Source material:
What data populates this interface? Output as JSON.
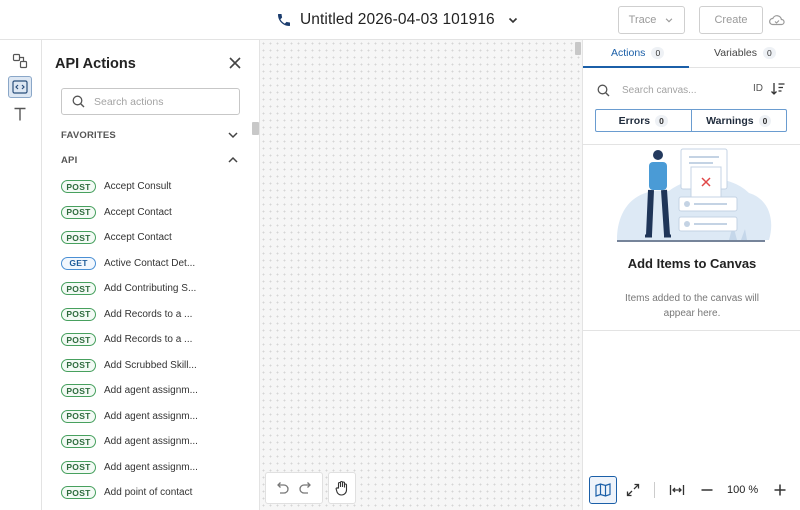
{
  "header": {
    "title": "Untitled 2026-04-03 101916",
    "trace_label": "Trace",
    "create_label": "Create"
  },
  "left_panel": {
    "title": "API Actions",
    "search_placeholder": "Search actions",
    "favorites_label": "FAVORITES",
    "api_label": "API",
    "items": [
      {
        "method": "POST",
        "label": "Accept Consult"
      },
      {
        "method": "POST",
        "label": "Accept Contact"
      },
      {
        "method": "POST",
        "label": "Accept Contact"
      },
      {
        "method": "GET",
        "label": "Active Contact Det..."
      },
      {
        "method": "POST",
        "label": "Add Contributing S..."
      },
      {
        "method": "POST",
        "label": "Add Records to a ..."
      },
      {
        "method": "POST",
        "label": "Add Records to a ..."
      },
      {
        "method": "POST",
        "label": "Add Scrubbed Skill..."
      },
      {
        "method": "POST",
        "label": "Add agent assignm..."
      },
      {
        "method": "POST",
        "label": "Add agent assignm..."
      },
      {
        "method": "POST",
        "label": "Add agent assignm..."
      },
      {
        "method": "POST",
        "label": "Add agent assignm..."
      },
      {
        "method": "POST",
        "label": "Add point of contact"
      }
    ]
  },
  "right_panel": {
    "tabs": [
      {
        "label": "Actions",
        "count": "0"
      },
      {
        "label": "Variables",
        "count": "0"
      }
    ],
    "search_placeholder": "Search canvas...",
    "id_label": "ID",
    "filters": [
      {
        "label": "Errors",
        "count": "0"
      },
      {
        "label": "Warnings",
        "count": "0"
      }
    ],
    "empty_title": "Add Items to Canvas",
    "empty_subtitle": "Items added to the canvas will appear here.",
    "zoom_label": "100 %"
  },
  "colors": {
    "accent": "#1b5fa8",
    "post_badge": "#47a05e",
    "get_badge": "#4a8fd4",
    "canvas_bg": "#f6f6f6"
  }
}
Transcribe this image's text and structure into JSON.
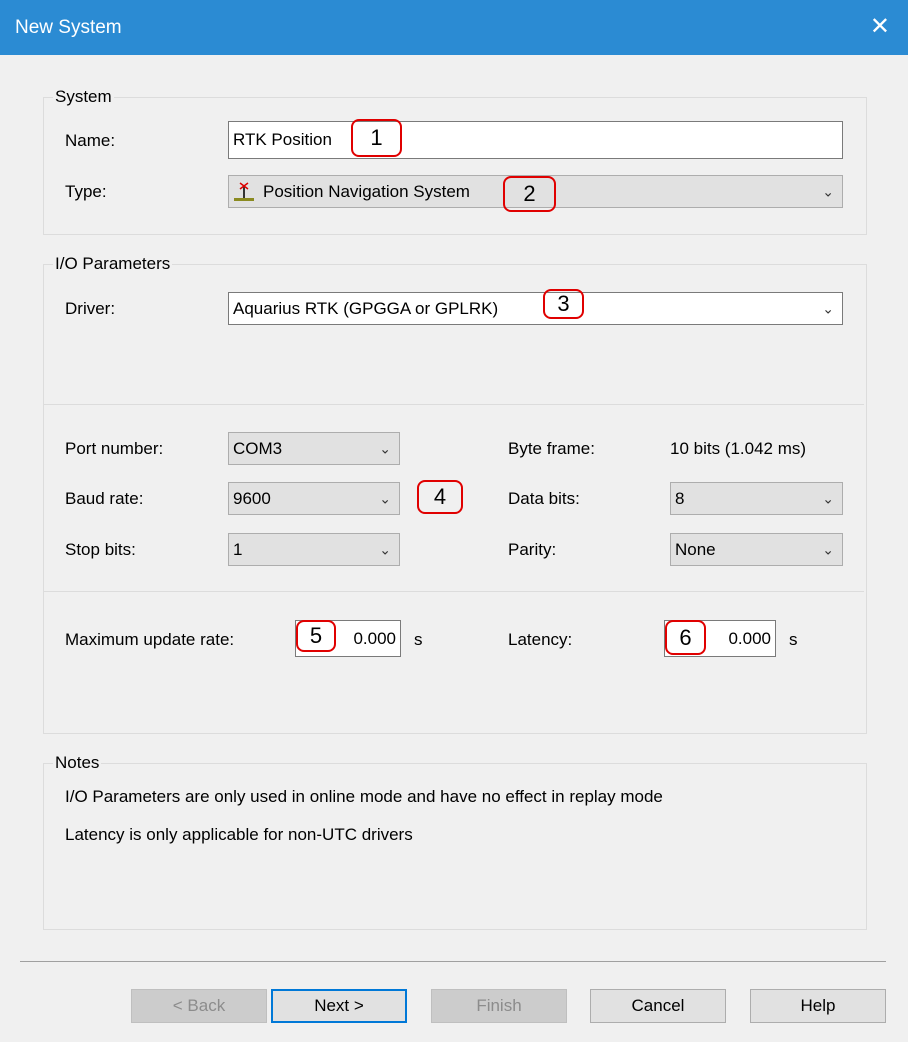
{
  "window": {
    "title": "New System",
    "close": "✕"
  },
  "system": {
    "group": "System",
    "name_label": "Name:",
    "name_value": "RTK Position",
    "type_label": "Type:",
    "type_value": "Position Navigation System"
  },
  "io": {
    "group": "I/O Parameters",
    "driver_label": "Driver:",
    "driver_value": "Aquarius RTK (GPGGA or GPLRK)",
    "port_label": "Port number:",
    "port_value": "COM3",
    "baud_label": "Baud rate:",
    "baud_value": "9600",
    "stop_label": "Stop bits:",
    "stop_value": "1",
    "byte_label": "Byte frame:",
    "byte_value": "10 bits (1.042 ms)",
    "data_label": "Data bits:",
    "data_value": "8",
    "parity_label": "Parity:",
    "parity_value": "None",
    "max_label": "Maximum update rate:",
    "max_value": "0.000",
    "max_unit": "s",
    "lat_label": "Latency:",
    "lat_value": "0.000",
    "lat_unit": "s"
  },
  "notes": {
    "group": "Notes",
    "line1": "I/O Parameters are only used in online mode and have no effect in replay mode",
    "line2": "Latency is only applicable for non-UTC drivers"
  },
  "buttons": {
    "back": "< Back",
    "next": "Next >",
    "finish": "Finish",
    "cancel": "Cancel",
    "help": "Help"
  },
  "annotations": [
    "1",
    "2",
    "3",
    "4",
    "5",
    "6"
  ],
  "colors": {
    "titlebar": "#2b8bd3",
    "annotation": "#e00000",
    "default_button": "#0078d7"
  }
}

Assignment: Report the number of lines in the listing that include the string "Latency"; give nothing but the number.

Solution for this task: 2